First, pluck a leaf from the artichoke. The outer and lower leaves tend to be the most fibrous, so be fore-warned. They won’t bite you, but they just won’t be the most tender of the crew. Gently, and lovingly, submerge the soft tip into the sauce. Take a bite. Breathe.
As with love, the deeper you fall, the more involved and hairier it gets. Literally, in this particular instance.
Once you reach the core of beloved artichoke, you will come across several thin layers of leaves, usually translucent at this point. Pluck and discard. Underneath, you will find a ring of fibers, the “choke,” all of which you can spoon away to reveal the most prized attribute of the artichoke…the “heart.”
It is soft, and buttery, with just enough “bite” to remind you of a ripe Asian pear.

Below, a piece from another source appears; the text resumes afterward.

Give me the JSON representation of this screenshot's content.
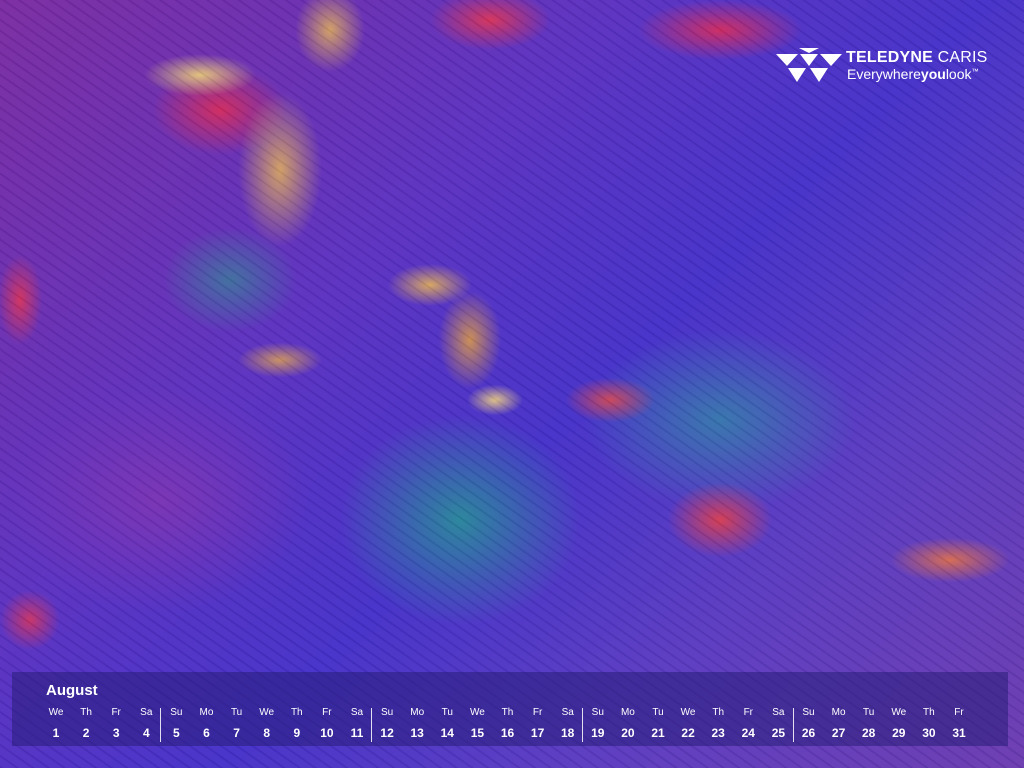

Dipping the “heart” in the sauce is euphoric. It’s like the feeling you get after you’ve trained for a marathon, and you’re at the last stretch, you can see the finish line before you, you can hear your supporters cheering you on…you can taste the victory! Not that I’ve ever ran a marathon…or even remotely ran for an extended period of time. Unless you count running on the treadmill for 10 minutes. Woo-hoo!
So there you have it. The artichoke. A beginner’s guide. Somewhat. I hope you grow to love the artichoke as much as I do. Remember, they do have “hearts” you know! 😛
Amazing ! love to read every article ! 🙂
Stephanie, you nailed the artichoke in all its glory perfectly! Without a doubt, the artichoke is my favorite food. I was raised in No. California, where these magical thistles are grown to perfection. I’ve lived in Chicago for 20 years now and my mid-western husband doesn’t understand my obsession with them. Thankfully, I have passed my love of them onto my 11 year-old son (That’s my Tim!).
I lived in the Bay Area for the majority of my younger years, as well, and loved the abundance of the artichokes. So, whenever I see them in season here in the midwest, I snatch them up! My husband doesn’t love them either, but I think he’s starting to understand my obsession. 😛 Lucky gal living in Chicago, though. My favorite foodie town, for sure!!
How sweet! Like father, like daugther. I just learn about your blog and I enjoyed reading it. Keep on cooking …and WRITING, my dear, pleeease!
Thanks for reminding me why I loved them. I need to eat them again. Tony doesn’t like them so I just stopped buying them. Now I will start again.
Rahhhh! What a great vegetable indeed! As a sweet artichoke (!) I can only agree with all this artichoke love 🙂
And I am so glad to have landed on your blog: it is a lovely blog. The recipes are very tempting and your pictures are beautiful!